The Univeristy of Melbourne The Royal Melbourne Hopspital

A joint venture between The University of Melbourne and The Royal Melbourne Hospital


Research Projects

Project: Engineering T cells to fight solid tumours

Mackay, Laura Group

Non-recirculating tissue-resident memory T (TRM) cells reside permanently in epithelial compartments where they are known to provide efficient protection against infection. TRM cells have recently been identified in various human cancers where they correlate with improved patient outcomes, but the mechanisms through which these cells mediate protective tumour immunity are unknown. This project aims to engineer Chimeric Antigen Receptor (CAR) T cells to infiltrate and persist within solid tumours. This work is essential to develop the capabilities to exploit the protective capacity of TRM cells for cancer immunotherapies.

Contact project supervisor for further
information and application enquiries

Project Supervisor

Dr Laura Mackay, Simone Park

Project availability

Mackay, Laura Group

[email protected]

1 vacancies

Viral Infectious Diseases
Cross Cutting Disciplines
Discovery Research

Research in the Mackay group has shown that specialised immune cells, called resident memory T cells, are critically important for protection against infection.

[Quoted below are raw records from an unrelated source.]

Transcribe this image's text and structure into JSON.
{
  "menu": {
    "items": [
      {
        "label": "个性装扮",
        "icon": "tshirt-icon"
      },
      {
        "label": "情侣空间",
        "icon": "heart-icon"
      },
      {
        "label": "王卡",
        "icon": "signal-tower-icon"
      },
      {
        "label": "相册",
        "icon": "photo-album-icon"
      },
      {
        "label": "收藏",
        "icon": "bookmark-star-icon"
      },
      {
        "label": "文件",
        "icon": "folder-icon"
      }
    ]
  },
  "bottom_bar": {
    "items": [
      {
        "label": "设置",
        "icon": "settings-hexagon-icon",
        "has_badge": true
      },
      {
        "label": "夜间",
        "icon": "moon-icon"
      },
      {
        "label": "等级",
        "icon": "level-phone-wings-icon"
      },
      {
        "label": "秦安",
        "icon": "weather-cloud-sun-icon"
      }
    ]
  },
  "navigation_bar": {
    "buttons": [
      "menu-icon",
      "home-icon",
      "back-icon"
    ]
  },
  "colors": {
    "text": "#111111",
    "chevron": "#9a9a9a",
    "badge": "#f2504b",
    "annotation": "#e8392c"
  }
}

These immune cells live in body tissues, where they stand guard at sites of pathogen invasion to directly combat infection. Within the Mackay lab, we aim to greatly enhance our fundamental understanding of resident memory T cell biology, and how these cells protect against disease. By learning to control these immune cells we can harness their protective function, with the ultimate goal of translating our basic discovery research into novel treatments for infectious disease, cancer and autoimmune disease. 

Mackay, Laura Group Current Projects